Data about app and page elements

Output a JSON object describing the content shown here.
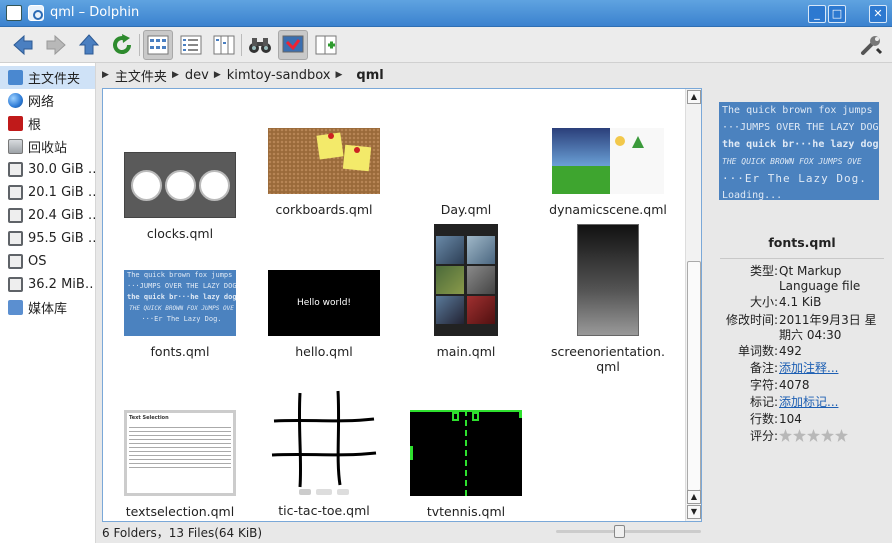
{
  "window": {
    "title": "qml – Dolphin",
    "min": "_",
    "max": "□",
    "close": "✕"
  },
  "toolbar": {
    "buttons": [
      {
        "name": "back-button",
        "icon": "arrow-left-icon"
      },
      {
        "name": "forward-button",
        "icon": "arrow-right-icon"
      },
      {
        "name": "up-button",
        "icon": "arrow-up-icon"
      },
      {
        "name": "reload-button",
        "icon": "reload-icon"
      },
      {
        "name": "icons-view-button",
        "icon": "icons-view-icon"
      },
      {
        "name": "details-view-button",
        "icon": "details-view-icon"
      },
      {
        "name": "columns-view-button",
        "icon": "columns-view-icon"
      },
      {
        "name": "find-button",
        "icon": "binoculars-icon"
      },
      {
        "name": "preview-button",
        "icon": "preview-icon"
      },
      {
        "name": "split-button",
        "icon": "split-icon"
      },
      {
        "name": "configure-button",
        "icon": "wrench-icon"
      }
    ]
  },
  "places": [
    {
      "label": "主文件夹",
      "icon": "home-icon",
      "color": "#4a88d0",
      "selected": true
    },
    {
      "label": "网络",
      "icon": "globe-icon",
      "color": "#2d7bd6"
    },
    {
      "label": "根",
      "icon": "root-folder-icon",
      "color": "#c01a1a"
    },
    {
      "label": "回收站",
      "icon": "trash-icon",
      "color": "#9ea3a8"
    },
    {
      "label": "30.0 GiB …",
      "icon": "drive-icon",
      "color": "#5f6368"
    },
    {
      "label": "20.1 GiB …",
      "icon": "drive-icon",
      "color": "#5f6368"
    },
    {
      "label": "20.4 GiB …",
      "icon": "drive-icon",
      "color": "#5f6368"
    },
    {
      "label": "95.5 GiB …",
      "icon": "drive-icon",
      "color": "#5f6368"
    },
    {
      "label": "OS",
      "icon": "drive-icon",
      "color": "#5f6368"
    },
    {
      "label": "36.2 MiB…",
      "icon": "drive-icon",
      "color": "#5f6368"
    },
    {
      "label": "媒体库",
      "icon": "folder-icon",
      "color": "#5b8fd0"
    }
  ],
  "breadcrumb": [
    {
      "label": "主文件夹"
    },
    {
      "label": "dev"
    },
    {
      "label": "kimtoy-sandbox"
    },
    {
      "label": "qml",
      "current": true
    }
  ],
  "files": [
    {
      "label": "clocks.qml",
      "thumb": "clocks"
    },
    {
      "label": "corkboards.qml",
      "thumb": "corkboard"
    },
    {
      "label": "Day.qml",
      "thumb": "blank"
    },
    {
      "label": "dynamicscene.qml",
      "thumb": "dynamic"
    },
    {
      "label": "fonts.qml",
      "thumb": "fonts"
    },
    {
      "label": "hello.qml",
      "thumb": "hello",
      "text": "Hello world!"
    },
    {
      "label": "main.qml",
      "thumb": "main"
    },
    {
      "label": "screenorientation.\nqml",
      "thumb": "screen"
    },
    {
      "label": "textselection.qml",
      "thumb": "textsel",
      "text": "Text Selection"
    },
    {
      "label": "tic-tac-toe.qml",
      "thumb": "tictac"
    },
    {
      "label": "tvtennis.qml",
      "thumb": "tvtennis"
    }
  ],
  "status": {
    "summary": "6 Folders，13 Files(64 KiB)"
  },
  "info": {
    "preview_lines": [
      "The quick brown fox jumps ov…",
      "···JUMPS OVER THE LAZY DOG.",
      "the quick br···he lazy dog.",
      "THE QUICK BROWN FOX JUMPS OVE",
      "···Er The Lazy Dog.",
      "Loading..."
    ],
    "filename": "fonts.qml",
    "props": [
      {
        "k": "类型:",
        "v": "Qt Markup Language file"
      },
      {
        "k": "大小:",
        "v": "4.1 KiB"
      },
      {
        "k": "修改时间:",
        "v": "2011年9月3日 星期六 04:30"
      },
      {
        "k": "单词数:",
        "v": "492"
      },
      {
        "k": "备注:",
        "v": "添加注释...",
        "link": true
      },
      {
        "k": "字符:",
        "v": "4078"
      },
      {
        "k": "标记:",
        "v": "添加标记...",
        "link": true
      },
      {
        "k": "行数:",
        "v": "104"
      },
      {
        "k": "评分:",
        "v": ""
      }
    ],
    "rating": 0
  },
  "colors": {
    "accent": "#3b82cf",
    "selection": "#cfe2f7",
    "link": "#1d5fb3"
  }
}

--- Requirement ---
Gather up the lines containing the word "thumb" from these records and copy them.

--- Solution to the problem ---
      "thumb": "clocks"
      "thumb": "corkboard"
      "thumb": "blank"
      "thumb": "dynamic"
      "thumb": "fonts"
      "thumb": "hello",
      "thumb": "main"
      "thumb": "screen"
      "thumb": "textsel",
      "thumb": "tictac"
      "thumb": "tvtennis"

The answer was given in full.